Characters brought lamps and practicals they might have gathered from their previous hiding spots for a sense of home. “Given their level of fear of what happens in the dark, they gathered worklights and bare-bulbs to make sure that the room was well lit,” adds Epstein. “Within this structure, we had the flexibility to shift the scenes to accommodate whatever script changes might arise.” 

Epstein and Hurowitz got new pages at the end of rehearsal breaks during techs. “We would literally shout back and forth between tech tables as we would prepare a whole new idea to try in five minutes. If one of us had a stronger feeling about something, the other would follow his lead as we put together a sequence,” Epstein recalls. “Sometimes I found myself responding as much to a sound or video choice made by Peter as I was responding to the new text. It was fantastic to work that way—designing together and in realtime—and it was so truly and deeply collaborative that it was hard to tell where one person’s idea started and another person’s ended.”

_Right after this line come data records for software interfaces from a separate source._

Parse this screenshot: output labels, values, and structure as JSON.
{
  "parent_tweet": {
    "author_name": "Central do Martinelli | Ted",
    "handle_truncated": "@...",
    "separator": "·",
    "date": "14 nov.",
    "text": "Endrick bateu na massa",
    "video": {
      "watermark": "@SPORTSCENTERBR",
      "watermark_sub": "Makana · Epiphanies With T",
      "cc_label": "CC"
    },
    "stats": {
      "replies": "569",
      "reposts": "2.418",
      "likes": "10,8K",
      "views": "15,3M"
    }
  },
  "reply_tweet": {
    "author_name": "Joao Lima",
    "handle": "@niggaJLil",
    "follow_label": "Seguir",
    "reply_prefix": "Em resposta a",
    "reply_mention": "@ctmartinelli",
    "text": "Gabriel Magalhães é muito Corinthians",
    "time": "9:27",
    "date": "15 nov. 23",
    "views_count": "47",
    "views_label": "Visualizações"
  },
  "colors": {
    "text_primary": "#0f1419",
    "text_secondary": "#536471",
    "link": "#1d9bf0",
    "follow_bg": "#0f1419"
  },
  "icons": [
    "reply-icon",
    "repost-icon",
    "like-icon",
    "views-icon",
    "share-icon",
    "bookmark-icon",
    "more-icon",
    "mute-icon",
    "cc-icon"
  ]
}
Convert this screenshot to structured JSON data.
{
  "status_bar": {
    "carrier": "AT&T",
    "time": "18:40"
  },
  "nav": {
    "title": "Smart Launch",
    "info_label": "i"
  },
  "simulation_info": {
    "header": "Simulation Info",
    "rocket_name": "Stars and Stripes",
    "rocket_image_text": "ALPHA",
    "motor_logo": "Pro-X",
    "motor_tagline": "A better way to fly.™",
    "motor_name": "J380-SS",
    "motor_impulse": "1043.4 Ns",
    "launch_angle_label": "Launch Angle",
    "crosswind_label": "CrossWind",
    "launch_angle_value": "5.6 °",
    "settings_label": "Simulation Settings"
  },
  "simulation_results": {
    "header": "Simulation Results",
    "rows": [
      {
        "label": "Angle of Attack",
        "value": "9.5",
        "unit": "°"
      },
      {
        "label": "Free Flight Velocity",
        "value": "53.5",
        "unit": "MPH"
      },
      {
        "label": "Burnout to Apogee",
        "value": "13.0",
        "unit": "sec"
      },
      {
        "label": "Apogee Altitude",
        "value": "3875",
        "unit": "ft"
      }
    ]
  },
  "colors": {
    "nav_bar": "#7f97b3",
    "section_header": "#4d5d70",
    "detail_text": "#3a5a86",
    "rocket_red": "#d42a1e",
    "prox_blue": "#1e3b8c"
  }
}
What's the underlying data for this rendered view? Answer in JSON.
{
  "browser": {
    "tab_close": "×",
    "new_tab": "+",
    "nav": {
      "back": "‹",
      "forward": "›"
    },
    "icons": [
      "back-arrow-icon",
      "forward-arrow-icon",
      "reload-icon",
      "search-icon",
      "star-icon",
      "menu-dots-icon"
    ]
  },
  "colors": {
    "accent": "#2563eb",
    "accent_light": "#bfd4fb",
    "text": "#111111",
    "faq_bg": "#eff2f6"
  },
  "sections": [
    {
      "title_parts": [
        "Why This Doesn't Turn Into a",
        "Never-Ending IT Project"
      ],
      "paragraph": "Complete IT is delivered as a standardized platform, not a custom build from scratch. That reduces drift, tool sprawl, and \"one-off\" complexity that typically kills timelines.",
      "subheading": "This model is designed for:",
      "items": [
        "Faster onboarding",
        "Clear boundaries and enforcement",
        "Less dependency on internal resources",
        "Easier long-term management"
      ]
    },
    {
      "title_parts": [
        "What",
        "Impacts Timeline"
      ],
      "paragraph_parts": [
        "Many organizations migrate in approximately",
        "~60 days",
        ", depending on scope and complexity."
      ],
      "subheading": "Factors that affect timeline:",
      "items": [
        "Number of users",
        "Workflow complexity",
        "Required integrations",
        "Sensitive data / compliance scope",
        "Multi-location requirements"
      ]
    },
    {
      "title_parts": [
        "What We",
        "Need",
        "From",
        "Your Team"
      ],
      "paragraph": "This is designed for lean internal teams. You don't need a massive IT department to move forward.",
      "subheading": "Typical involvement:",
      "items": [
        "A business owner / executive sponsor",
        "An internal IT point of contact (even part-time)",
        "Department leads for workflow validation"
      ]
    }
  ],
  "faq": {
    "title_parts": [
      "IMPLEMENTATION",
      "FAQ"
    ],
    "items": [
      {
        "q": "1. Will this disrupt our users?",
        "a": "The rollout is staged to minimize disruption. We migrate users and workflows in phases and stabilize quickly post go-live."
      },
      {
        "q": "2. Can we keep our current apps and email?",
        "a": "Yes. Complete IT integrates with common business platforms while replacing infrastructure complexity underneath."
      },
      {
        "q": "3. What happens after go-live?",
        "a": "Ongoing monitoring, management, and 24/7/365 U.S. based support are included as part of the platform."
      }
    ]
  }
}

Hurowitz says song selections changed as the show went through rewrites, and each ending required a different tone. Finally, he ended with a lighter sound, “to bring it back to the earlier tone of the show” after a disturbing soundscape that included TV static and the generator clicking off as the lights went to black.